PRISTINA, Dec 13, 1999 -- (Reuters) The leader of Kosovo's self-proclaimed provisional government has urged the territory's U.N. mission to speed up the process of forming a joint administration with local politicians.
"It should be formed very quickly. Time is running out," Hashim Thaci, a former commander of the Kosovo Liberation Army (KLA), told Reuters.
U.N. officials and local leaders have been working for months on a formula to get politicians from Kosovo more directly involved in the international administration established here in June, after NATO bombing drove out Serb forces.
Currently, the U.N.-led administration is the only legal authority but it faces competition and duplication from other local authorities.

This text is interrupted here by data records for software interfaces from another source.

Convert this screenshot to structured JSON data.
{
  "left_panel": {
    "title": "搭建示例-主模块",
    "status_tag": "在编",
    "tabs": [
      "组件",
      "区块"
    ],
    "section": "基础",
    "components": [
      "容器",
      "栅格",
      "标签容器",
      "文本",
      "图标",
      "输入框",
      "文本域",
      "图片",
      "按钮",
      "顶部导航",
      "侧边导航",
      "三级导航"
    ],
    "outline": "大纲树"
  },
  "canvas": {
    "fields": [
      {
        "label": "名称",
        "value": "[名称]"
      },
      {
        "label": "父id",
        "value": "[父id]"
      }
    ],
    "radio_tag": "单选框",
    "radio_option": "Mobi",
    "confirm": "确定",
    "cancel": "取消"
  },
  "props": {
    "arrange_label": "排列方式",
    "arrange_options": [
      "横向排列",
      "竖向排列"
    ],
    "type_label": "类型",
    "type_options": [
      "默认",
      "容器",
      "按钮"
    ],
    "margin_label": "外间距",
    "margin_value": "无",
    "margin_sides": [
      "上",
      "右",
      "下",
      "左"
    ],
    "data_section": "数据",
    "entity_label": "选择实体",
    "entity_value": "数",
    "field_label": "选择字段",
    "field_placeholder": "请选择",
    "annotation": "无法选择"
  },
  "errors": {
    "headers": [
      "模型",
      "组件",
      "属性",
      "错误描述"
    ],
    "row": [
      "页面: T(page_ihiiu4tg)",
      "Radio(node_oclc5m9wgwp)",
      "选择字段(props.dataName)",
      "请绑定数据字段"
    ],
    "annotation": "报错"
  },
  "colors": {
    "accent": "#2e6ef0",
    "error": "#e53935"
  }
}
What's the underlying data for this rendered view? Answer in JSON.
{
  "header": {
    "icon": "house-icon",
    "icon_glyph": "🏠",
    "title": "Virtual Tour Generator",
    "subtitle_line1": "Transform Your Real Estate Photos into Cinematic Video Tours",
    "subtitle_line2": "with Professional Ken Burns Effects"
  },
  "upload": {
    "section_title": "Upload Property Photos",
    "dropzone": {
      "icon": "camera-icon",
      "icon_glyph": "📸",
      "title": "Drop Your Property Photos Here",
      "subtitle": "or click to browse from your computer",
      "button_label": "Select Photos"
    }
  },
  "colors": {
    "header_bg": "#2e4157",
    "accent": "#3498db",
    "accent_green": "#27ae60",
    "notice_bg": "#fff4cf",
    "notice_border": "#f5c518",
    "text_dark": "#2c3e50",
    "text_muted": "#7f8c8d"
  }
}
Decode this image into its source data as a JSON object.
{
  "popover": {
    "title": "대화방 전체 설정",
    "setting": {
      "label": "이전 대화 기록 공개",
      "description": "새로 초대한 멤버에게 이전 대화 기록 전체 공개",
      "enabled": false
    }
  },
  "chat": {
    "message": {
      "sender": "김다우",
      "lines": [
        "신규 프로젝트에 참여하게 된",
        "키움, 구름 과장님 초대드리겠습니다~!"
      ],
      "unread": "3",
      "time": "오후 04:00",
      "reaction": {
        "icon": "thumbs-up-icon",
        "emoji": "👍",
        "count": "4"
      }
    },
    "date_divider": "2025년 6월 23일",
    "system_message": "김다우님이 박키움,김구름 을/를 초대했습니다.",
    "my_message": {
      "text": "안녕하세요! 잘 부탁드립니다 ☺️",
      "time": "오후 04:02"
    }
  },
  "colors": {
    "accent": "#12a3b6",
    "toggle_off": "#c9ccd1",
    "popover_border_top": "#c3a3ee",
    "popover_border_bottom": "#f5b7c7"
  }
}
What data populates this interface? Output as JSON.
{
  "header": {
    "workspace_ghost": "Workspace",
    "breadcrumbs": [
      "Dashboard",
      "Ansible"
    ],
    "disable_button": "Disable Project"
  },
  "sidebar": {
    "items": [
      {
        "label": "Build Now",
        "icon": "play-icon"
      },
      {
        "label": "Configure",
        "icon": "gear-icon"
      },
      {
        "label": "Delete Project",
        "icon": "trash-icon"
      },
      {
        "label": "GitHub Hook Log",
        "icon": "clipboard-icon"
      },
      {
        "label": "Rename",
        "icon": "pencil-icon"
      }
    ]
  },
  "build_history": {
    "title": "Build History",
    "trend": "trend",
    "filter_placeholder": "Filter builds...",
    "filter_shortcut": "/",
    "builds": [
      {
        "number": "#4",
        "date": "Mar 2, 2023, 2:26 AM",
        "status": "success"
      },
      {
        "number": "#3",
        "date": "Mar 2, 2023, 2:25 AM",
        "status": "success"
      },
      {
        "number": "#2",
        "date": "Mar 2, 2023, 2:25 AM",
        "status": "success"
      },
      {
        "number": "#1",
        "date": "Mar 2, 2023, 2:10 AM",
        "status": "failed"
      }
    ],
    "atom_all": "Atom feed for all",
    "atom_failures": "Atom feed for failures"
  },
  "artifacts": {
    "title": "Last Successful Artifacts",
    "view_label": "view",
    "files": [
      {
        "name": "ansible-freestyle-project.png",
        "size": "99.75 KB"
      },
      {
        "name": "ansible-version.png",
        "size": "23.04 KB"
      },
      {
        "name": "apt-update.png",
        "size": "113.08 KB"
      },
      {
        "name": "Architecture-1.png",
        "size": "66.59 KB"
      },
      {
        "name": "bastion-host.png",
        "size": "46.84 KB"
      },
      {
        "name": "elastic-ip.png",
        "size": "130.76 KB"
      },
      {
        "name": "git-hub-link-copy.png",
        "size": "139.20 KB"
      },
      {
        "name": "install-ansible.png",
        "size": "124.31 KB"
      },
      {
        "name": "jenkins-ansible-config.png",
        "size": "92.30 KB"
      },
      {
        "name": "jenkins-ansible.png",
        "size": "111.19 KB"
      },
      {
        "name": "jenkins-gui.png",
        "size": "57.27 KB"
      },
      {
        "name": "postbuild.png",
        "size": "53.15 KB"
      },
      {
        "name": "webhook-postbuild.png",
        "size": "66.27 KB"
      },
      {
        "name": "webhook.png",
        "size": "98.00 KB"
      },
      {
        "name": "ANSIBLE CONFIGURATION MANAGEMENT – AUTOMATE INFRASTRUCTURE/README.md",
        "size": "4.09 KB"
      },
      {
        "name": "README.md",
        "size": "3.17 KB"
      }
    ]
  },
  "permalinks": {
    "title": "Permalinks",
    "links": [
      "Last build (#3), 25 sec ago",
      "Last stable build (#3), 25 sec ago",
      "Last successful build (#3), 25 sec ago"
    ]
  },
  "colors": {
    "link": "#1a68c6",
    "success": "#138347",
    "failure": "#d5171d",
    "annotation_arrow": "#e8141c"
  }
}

Thaci's administration is not recognized as a government by the U.N. mission, known as UNMIK, but its leaders are regularly consulted by U.N. officials. The United Nations on Sunday marks exactly six months in charge of Kosovo.
The KLA, an ethnic Albanian guerrilla group which fought for more than a year against Serb rule in Kosovo, formally disbanded in September but several of its leaders such as Thaci have assumed prominent political roles.
Thaci, 30, said it was vital to launch a co-administration, as his officials had the local knowledge which foreign administrators could not match.
"We have the structures, which in every single municipality are cooperating with UNMIK," he said.
U.N. officials generally give a mixed report, suggesting cooperation is better in some areas than others and complaining that some of the parallel institutions are far from transparent and democratic.
Thaci insisted his officials were ready to form the new administration straight away but were running into objections from his main political rival Ibrahim Rugova and from Bernard Kouchner, the French head of the U.N. mission.
"Mr. Kouchner and Mr. Rugova are not ready to form that body," he said in an interview conducted on Friday.
Merging the structures would help deal more effectively with many of the problems faced by the war-shattered territory, he said, citing crime fighting as a key area.
He said the United Nations appeared scared to give power to local people. "They are very much afraid of a Kosovo political factor in an executive body," Thaci said.
A veil of secrecy surrounds talks on co-administration but the United Nations insists it is keen to involve members of Kosovo's ethnic Albanian majority and leaders of minority groups as soon as possible.
[URL may be different next day if article is archived]